WHAT IS NEEDED:
Scan the material below for the word "text", then copy every line in which it appears.
* * * * * * * * *
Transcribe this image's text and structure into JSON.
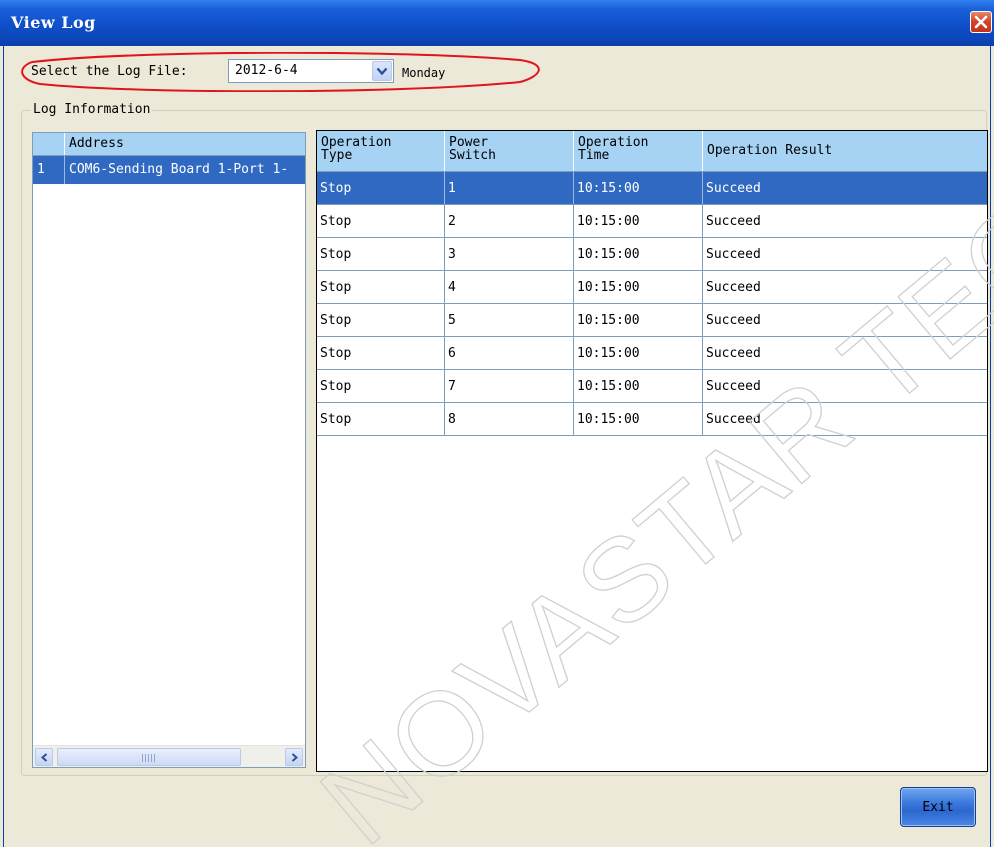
{
  "window": {
    "title": "View Log",
    "close_icon": "close-icon",
    "titlebar_color": "#0f4fc8",
    "close_button_color": "#d2462b"
  },
  "log_file": {
    "label": "Select the Log File:",
    "selected_value": "2012-6-4",
    "day": "Monday",
    "dropdown_icon": "chevron-down-icon",
    "highlight_color": "#e0141c"
  },
  "log_information": {
    "group_title": "Log Information",
    "address_list": {
      "header": "Address",
      "rows": [
        {
          "num": "1",
          "address": "COM6-Sending Board 1-Port 1-"
        }
      ]
    },
    "scrollbar": {
      "left_icon": "chevron-left-icon",
      "right_icon": "chevron-right-icon"
    },
    "operations": {
      "columns": [
        "Operation\nType",
        "Power\nSwitch",
        "Operation\nTime",
        "Operation Result"
      ],
      "rows": [
        [
          "Stop",
          "1",
          "10:15:00",
          "Succeed"
        ],
        [
          "Stop",
          "2",
          "10:15:00",
          "Succeed"
        ],
        [
          "Stop",
          "3",
          "10:15:00",
          "Succeed"
        ],
        [
          "Stop",
          "4",
          "10:15:00",
          "Succeed"
        ],
        [
          "Stop",
          "5",
          "10:15:00",
          "Succeed"
        ],
        [
          "Stop",
          "6",
          "10:15:00",
          "Succeed"
        ],
        [
          "Stop",
          "7",
          "10:15:00",
          "Succeed"
        ],
        [
          "Stop",
          "8",
          "10:15:00",
          "Succeed"
        ]
      ],
      "selected_row_index": 0,
      "selection_color": "#2f69c1",
      "header_color": "#a6d2f4"
    }
  },
  "footer": {
    "exit_label": "Exit"
  },
  "watermark": {
    "text": "NOVASTAR TECH CO., L"
  }
}
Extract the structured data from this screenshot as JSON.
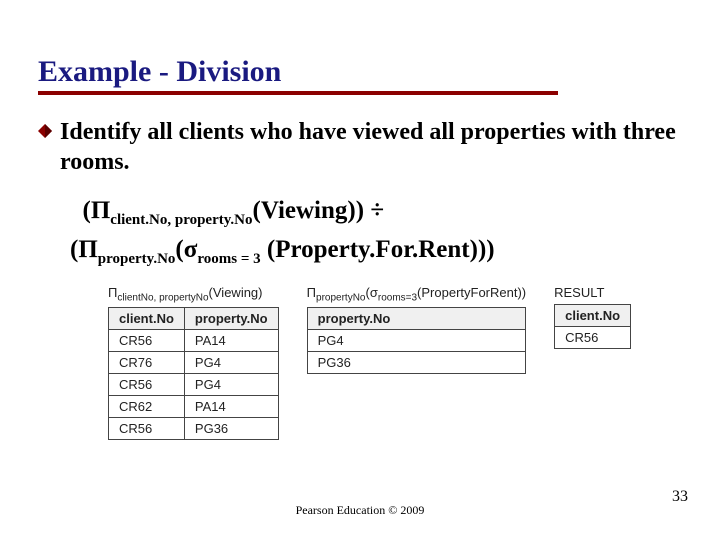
{
  "title": "Example - Division",
  "bullet": "Identify all clients who have viewed all properties with three rooms.",
  "expr": {
    "pi": "Π",
    "sigma": "σ",
    "div": "÷",
    "sub1": "client.No, property.No",
    "arg1": "(Viewing)) ",
    "sub2": "property.No",
    "sub3": "rooms = 3",
    "arg2": " (Property.For.Rent)))"
  },
  "tables": {
    "viewing": {
      "caption_pi": "Π",
      "caption_sub": "clientNo, propertyNo",
      "caption_arg": "(Viewing)",
      "headers": [
        "client.No",
        "property.No"
      ],
      "rows": [
        [
          "CR56",
          "PA14"
        ],
        [
          "CR76",
          "PG4"
        ],
        [
          "CR56",
          "PG4"
        ],
        [
          "CR62",
          "PA14"
        ],
        [
          "CR56",
          "PG36"
        ]
      ]
    },
    "property": {
      "caption_pi": "Π",
      "caption_sub1": "propertyNo",
      "caption_sigma": "σ",
      "caption_sub2": "rooms=3",
      "caption_arg": "(PropertyForRent))",
      "headers": [
        "property.No"
      ],
      "rows": [
        [
          "PG4"
        ],
        [
          "PG36"
        ]
      ]
    },
    "result": {
      "caption": "RESULT",
      "headers": [
        "client.No"
      ],
      "rows": [
        [
          "CR56"
        ]
      ]
    }
  },
  "footer": "Pearson Education © 2009",
  "pagenum": "33"
}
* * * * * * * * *
ANSWER SECTION:
Transcribe this image's text and structure into JSON.
    "text": "NOVASTAR TECH CO., L"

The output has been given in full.